_Directions_
Copy every line below that has the word "Precalculus" in it.

----------------------------------------

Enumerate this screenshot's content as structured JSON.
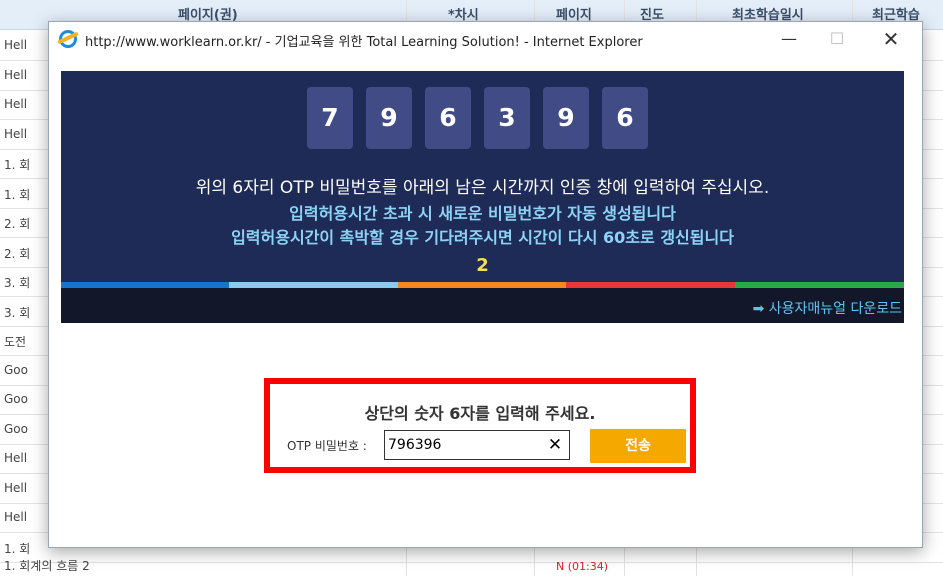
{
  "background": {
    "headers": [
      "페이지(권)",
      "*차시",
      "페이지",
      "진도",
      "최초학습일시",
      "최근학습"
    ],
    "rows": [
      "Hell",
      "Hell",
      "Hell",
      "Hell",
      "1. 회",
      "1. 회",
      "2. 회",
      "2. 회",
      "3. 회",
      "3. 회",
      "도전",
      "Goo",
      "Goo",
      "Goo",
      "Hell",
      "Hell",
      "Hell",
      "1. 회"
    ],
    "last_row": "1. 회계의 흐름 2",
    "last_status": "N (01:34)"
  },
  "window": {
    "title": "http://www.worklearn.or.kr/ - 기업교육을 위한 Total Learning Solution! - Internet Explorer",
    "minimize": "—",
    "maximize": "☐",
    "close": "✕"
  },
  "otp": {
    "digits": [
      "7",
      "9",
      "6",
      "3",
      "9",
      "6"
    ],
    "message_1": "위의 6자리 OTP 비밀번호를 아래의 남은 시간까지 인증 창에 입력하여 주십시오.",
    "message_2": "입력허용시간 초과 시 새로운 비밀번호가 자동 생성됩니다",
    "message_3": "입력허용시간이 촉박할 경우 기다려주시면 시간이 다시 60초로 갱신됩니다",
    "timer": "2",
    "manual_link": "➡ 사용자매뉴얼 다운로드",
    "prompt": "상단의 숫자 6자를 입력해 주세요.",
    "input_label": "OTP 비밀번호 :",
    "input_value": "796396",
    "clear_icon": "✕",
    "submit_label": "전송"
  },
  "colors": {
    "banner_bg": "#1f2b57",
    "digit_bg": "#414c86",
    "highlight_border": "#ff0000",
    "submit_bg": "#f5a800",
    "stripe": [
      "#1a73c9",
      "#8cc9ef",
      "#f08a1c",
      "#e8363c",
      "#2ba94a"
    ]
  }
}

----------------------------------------

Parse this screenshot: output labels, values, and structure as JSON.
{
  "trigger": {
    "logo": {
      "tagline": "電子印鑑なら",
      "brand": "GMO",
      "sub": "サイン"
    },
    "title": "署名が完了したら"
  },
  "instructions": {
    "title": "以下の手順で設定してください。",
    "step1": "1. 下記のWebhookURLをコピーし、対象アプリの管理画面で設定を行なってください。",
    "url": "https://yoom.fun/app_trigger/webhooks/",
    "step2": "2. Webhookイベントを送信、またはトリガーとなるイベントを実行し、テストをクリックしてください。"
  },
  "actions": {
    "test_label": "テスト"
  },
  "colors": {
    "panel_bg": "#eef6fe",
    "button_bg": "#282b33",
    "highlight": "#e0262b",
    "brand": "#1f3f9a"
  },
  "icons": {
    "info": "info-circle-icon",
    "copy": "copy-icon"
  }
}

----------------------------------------

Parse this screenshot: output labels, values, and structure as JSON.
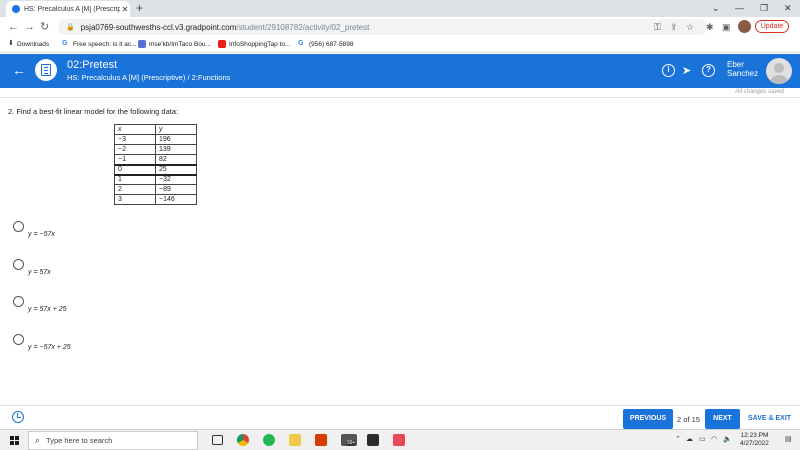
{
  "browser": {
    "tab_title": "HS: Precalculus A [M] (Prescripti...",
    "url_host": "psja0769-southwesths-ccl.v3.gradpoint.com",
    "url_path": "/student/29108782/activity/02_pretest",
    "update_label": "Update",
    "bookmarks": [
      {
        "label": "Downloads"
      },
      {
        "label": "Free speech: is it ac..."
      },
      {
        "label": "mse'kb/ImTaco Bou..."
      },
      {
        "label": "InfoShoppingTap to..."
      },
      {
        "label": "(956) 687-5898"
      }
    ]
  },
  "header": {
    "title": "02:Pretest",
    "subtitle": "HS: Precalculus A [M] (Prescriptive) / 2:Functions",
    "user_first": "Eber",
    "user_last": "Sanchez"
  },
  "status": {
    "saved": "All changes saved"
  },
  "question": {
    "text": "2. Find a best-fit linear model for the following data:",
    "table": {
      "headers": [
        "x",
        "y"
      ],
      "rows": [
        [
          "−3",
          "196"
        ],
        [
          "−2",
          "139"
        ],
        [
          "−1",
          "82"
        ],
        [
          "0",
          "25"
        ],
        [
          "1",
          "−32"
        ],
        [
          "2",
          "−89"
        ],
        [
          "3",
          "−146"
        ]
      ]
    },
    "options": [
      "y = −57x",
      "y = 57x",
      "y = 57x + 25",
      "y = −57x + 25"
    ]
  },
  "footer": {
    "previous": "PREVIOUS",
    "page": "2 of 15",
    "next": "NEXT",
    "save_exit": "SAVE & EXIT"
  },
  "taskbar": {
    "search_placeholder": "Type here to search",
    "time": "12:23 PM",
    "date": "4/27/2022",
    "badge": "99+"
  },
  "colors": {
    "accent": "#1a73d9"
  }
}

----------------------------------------

_Completed exercise_
    "tab_title": "HS: Precalculus A [M] (Prescripti...",
    "subtitle": "HS: Precalculus A [M] (Prescriptive) / 2:Functions",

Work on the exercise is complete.